Skip to content
Opinion
The Editors

The Working Poor Get Their 15 Minutes

Your move, Republicans. That was essentially President Barack Obama's message today with his proposal to expand the earned income tax credit.
President Barack Obama's gauntlet on raising the earned income tax credit. Photographer: Andrew Harrer/Bloomberg
President Barack Obama's gauntlet on raising the earned income tax credit. Photographer: Andrew Harrer/Bloomberg

Your move, Republicans. That was essentially President Barack Obama's message today with his proposal to expand the earned income tax credit, a wage supplement for low-income workers. Conservative economists have long been pushing for an expanded credit, arguing it is a better way of lifting personal income than raising the minimum wage. They are right -- and now congressional Republicans have an opportunity to show they agree.
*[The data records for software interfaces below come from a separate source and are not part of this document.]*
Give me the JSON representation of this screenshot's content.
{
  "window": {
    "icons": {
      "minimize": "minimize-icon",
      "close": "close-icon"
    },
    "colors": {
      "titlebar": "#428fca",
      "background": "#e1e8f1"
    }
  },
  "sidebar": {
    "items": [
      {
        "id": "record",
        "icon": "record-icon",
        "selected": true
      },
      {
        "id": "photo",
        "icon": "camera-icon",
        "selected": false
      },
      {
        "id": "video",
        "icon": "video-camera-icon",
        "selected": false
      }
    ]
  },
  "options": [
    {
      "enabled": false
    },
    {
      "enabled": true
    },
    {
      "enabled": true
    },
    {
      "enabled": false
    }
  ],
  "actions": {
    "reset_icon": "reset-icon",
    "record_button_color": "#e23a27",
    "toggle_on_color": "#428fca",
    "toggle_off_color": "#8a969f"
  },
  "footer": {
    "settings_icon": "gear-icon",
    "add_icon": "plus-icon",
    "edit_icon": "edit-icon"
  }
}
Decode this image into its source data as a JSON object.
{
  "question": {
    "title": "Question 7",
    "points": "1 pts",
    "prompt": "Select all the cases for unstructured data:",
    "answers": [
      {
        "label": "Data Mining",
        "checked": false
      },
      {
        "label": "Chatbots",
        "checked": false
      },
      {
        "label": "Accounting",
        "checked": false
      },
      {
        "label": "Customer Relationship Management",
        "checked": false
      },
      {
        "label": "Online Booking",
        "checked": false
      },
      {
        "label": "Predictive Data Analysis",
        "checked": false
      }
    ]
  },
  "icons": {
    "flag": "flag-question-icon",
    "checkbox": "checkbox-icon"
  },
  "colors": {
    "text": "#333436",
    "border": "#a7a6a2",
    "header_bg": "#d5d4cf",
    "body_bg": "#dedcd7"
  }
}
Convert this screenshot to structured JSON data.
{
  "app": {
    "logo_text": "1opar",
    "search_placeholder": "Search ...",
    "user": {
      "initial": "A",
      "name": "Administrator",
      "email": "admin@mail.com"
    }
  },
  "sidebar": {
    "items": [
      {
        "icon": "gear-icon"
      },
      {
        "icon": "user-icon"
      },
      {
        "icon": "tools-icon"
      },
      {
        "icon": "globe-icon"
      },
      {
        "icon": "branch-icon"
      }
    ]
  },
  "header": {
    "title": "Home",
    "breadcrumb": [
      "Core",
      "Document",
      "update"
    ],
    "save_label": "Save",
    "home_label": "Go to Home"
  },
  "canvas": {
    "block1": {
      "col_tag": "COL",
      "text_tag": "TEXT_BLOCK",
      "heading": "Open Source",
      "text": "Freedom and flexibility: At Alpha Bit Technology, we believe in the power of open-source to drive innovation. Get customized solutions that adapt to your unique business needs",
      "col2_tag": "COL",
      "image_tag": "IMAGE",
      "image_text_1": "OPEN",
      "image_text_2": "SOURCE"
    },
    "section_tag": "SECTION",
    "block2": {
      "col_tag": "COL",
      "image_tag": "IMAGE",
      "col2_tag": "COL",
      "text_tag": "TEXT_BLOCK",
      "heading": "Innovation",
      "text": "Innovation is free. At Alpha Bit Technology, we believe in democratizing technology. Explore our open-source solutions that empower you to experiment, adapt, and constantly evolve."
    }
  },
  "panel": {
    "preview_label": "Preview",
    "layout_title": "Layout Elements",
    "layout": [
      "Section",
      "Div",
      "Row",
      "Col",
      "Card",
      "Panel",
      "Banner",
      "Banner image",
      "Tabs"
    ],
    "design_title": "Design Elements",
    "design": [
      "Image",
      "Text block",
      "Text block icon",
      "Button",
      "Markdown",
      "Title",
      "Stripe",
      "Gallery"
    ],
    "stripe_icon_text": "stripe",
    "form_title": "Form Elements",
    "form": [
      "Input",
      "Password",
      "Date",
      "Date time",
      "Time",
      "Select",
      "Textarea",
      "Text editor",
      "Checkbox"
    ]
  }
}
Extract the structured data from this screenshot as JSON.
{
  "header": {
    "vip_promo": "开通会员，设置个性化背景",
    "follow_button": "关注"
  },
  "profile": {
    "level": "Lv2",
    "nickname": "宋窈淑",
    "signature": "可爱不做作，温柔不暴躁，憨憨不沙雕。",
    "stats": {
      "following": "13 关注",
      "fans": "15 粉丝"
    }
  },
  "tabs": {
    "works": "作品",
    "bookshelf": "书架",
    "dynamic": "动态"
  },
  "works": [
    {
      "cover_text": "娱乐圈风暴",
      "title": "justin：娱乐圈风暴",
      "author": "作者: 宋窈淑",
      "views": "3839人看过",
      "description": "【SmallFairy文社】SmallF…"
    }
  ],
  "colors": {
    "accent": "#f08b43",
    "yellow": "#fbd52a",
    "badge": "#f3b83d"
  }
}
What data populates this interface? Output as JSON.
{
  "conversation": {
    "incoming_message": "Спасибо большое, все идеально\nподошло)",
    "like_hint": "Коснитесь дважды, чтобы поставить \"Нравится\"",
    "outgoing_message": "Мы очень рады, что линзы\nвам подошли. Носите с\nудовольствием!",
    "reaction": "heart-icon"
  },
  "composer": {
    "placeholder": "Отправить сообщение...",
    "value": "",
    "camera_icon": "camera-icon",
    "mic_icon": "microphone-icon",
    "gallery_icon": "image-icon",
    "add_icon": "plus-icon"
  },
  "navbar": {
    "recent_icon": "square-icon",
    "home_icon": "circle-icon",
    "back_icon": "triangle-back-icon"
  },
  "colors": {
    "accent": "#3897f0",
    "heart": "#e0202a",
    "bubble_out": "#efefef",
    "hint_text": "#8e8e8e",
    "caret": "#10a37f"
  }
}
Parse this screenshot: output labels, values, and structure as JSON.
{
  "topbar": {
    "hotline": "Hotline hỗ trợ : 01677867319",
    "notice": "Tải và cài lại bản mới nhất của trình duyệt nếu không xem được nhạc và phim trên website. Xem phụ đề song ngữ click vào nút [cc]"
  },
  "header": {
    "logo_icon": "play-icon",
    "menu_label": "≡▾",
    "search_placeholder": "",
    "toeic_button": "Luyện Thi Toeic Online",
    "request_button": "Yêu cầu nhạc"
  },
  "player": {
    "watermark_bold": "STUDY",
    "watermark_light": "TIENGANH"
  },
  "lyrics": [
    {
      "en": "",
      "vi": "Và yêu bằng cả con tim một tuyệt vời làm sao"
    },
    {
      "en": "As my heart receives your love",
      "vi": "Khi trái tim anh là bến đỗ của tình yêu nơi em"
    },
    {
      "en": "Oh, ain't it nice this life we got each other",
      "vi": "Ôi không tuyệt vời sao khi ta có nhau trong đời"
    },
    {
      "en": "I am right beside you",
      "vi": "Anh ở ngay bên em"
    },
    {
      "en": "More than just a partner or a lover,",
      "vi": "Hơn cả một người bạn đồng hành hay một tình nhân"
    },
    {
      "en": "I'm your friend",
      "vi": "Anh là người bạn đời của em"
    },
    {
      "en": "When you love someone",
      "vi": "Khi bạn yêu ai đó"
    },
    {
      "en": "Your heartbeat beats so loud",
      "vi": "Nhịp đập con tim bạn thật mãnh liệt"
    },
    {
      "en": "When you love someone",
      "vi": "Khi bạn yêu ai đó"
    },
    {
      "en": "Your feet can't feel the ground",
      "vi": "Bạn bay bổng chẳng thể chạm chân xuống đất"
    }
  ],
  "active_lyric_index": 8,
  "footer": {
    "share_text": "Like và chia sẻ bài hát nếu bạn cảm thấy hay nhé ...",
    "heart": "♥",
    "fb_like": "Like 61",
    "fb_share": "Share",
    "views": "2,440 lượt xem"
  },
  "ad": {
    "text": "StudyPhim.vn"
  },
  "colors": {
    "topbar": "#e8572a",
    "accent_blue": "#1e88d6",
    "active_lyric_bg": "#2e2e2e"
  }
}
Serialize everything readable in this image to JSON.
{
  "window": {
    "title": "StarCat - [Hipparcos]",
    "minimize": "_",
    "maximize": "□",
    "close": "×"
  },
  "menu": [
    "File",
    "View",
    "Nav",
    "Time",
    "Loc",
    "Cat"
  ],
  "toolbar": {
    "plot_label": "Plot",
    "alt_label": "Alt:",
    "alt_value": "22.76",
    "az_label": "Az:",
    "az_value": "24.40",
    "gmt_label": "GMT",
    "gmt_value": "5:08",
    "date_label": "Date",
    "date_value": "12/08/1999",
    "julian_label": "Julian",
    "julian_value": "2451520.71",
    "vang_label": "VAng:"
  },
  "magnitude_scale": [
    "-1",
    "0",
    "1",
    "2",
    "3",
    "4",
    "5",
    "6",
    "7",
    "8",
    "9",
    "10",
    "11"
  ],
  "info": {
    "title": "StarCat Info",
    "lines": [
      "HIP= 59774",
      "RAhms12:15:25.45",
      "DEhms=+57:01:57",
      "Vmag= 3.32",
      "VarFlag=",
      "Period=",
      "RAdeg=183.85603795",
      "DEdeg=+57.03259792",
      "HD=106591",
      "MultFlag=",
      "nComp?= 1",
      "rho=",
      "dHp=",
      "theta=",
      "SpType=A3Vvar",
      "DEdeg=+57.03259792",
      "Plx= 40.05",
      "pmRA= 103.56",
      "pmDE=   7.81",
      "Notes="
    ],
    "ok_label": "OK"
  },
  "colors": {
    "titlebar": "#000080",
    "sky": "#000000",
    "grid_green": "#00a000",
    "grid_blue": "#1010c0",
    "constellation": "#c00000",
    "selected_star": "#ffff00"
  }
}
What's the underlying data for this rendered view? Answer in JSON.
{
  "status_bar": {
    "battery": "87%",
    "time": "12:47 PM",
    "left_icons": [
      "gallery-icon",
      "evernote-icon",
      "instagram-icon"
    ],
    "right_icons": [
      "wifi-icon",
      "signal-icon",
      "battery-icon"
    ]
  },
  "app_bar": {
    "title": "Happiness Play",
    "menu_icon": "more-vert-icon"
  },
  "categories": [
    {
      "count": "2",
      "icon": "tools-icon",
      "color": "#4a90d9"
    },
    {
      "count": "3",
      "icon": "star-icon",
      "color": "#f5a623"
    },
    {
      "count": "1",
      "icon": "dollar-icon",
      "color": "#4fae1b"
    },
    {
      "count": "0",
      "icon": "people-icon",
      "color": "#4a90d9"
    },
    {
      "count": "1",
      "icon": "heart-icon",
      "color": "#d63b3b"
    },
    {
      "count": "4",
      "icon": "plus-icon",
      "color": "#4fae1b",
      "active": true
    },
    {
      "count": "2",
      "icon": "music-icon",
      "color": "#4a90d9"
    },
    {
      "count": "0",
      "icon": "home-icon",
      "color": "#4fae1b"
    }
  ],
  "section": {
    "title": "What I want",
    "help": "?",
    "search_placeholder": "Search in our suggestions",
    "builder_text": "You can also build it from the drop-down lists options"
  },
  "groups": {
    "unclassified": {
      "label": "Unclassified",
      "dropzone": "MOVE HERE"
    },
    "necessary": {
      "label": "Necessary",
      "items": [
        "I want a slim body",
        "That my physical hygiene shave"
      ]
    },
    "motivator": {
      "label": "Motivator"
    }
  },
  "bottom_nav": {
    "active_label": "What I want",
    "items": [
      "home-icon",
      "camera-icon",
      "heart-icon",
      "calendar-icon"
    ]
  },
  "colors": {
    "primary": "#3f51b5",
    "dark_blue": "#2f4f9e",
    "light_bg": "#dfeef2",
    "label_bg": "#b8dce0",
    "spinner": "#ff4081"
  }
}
The EITC has always been that rarest of Washington creatures: a tax policy that consistently draws support from both parties as well as from policy wonks. Its origins lie in a Milton Friedman proposal from the 1960s for a negative income tax to incentivize work. President Gerald Ford signed the first EITC into law; President Ronald Reagan raved about it; Presidents George H.W. Bush, Bill Clinton and Obama expanded it; and Representative Paul Ryan's stinging critique of federal poverty programs, released yesterday, offered support for it.